[Page and application data records]
--
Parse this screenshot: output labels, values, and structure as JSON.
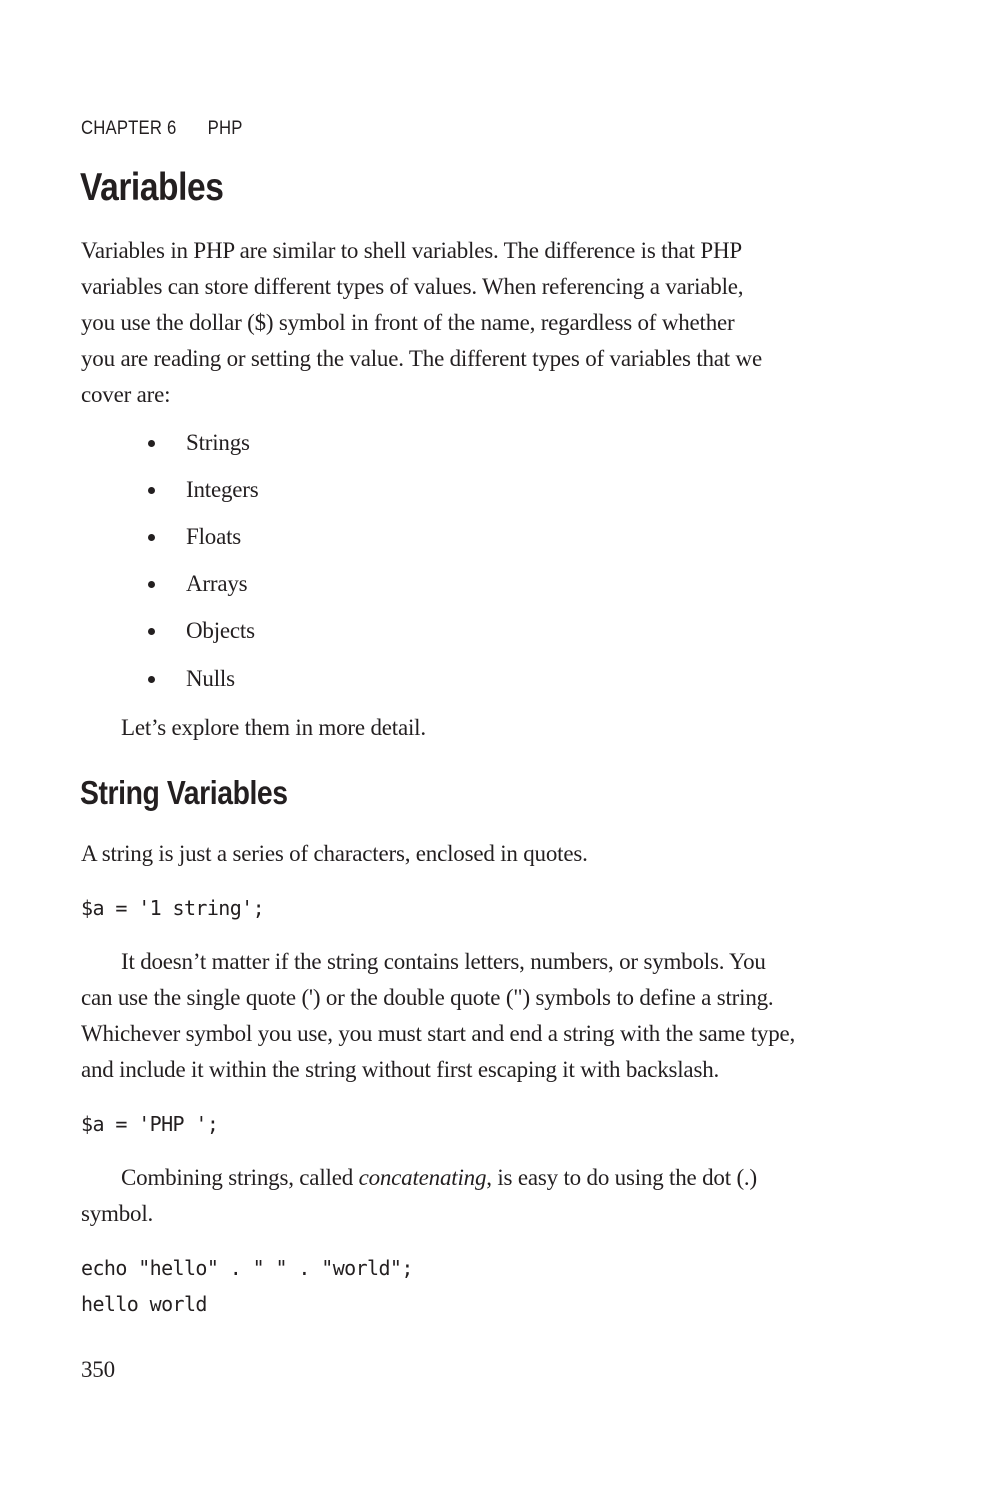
{
  "running_head": {
    "chapter": "CHAPTER 6",
    "title": "PHP"
  },
  "section": {
    "heading": "Variables",
    "intro_lines": [
      "Variables in PHP are similar to shell variables. The difference is that PHP",
      "variables can store different types of values. When referencing a variable,",
      "you use the dollar ($) symbol in front of the name, regardless of whether",
      "you are reading or setting the value. The different types of variables that we",
      "cover are:"
    ],
    "types_list": [
      "Strings",
      "Integers",
      "Floats",
      "Arrays",
      "Objects",
      "Nulls"
    ],
    "outro": "Let’s explore them in more detail."
  },
  "subsection": {
    "heading": "String Variables",
    "p1": "A string is just a series of characters, enclosed in quotes.",
    "code1": "$a = '1 string';",
    "p2_lines": [
      "It doesn’t matter if the string contains letters, numbers, or symbols. You",
      "can use the single quote (') or the double quote (\") symbols to define a string.",
      "Whichever symbol you use, you must start and end a string with the same type,",
      "and include it within the string without first escaping it with backslash."
    ],
    "code2": "$a = 'PHP ';",
    "p3": {
      "before": "Combining strings, called ",
      "emphasis": "concatenating",
      "after": ", is easy to do using the dot (.)",
      "line2": "symbol."
    },
    "code3_lines": [
      "echo \"hello\" . \" \" . \"world\";",
      "hello world"
    ]
  },
  "footer": {
    "page_number": "350"
  }
}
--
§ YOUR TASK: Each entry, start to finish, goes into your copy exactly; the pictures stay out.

§ REPLY:
Parse this screenshot: output labels, values, and structure as JSON.
{
  "running_head": {
    "chapter": "CHAPTER 6",
    "title": "PHP"
  },
  "section": {
    "heading": "Variables",
    "intro_lines": [
      "Variables in PHP are similar to shell variables. The difference is that PHP",
      "variables can store different types of values. When referencing a variable,",
      "you use the dollar ($) symbol in front of the name, regardless of whether",
      "you are reading or setting the value. The different types of variables that we",
      "cover are:"
    ],
    "types_list": [
      "Strings",
      "Integers",
      "Floats",
      "Arrays",
      "Objects",
      "Nulls"
    ],
    "outro": "Let’s explore them in more detail."
  },
  "subsection": {
    "heading": "String Variables",
    "p1": "A string is just a series of characters, enclosed in quotes.",
    "code1": "$a = '1 string';",
    "p2_lines": [
      "It doesn’t matter if the string contains letters, numbers, or symbols. You",
      "can use the single quote (') or the double quote (\") symbols to define a string.",
      "Whichever symbol you use, you must start and end a string with the same type,",
      "and include it within the string without first escaping it with backslash."
    ],
    "code2": "$a = 'PHP ';",
    "p3": {
      "before": "Combining strings, called ",
      "emphasis": "concatenating",
      "after": ", is easy to do using the dot (.)",
      "line2": "symbol."
    },
    "code3_lines": [
      "echo \"hello\" . \" \" . \"world\";",
      "hello world"
    ]
  },
  "footer": {
    "page_number": "350"
  }
}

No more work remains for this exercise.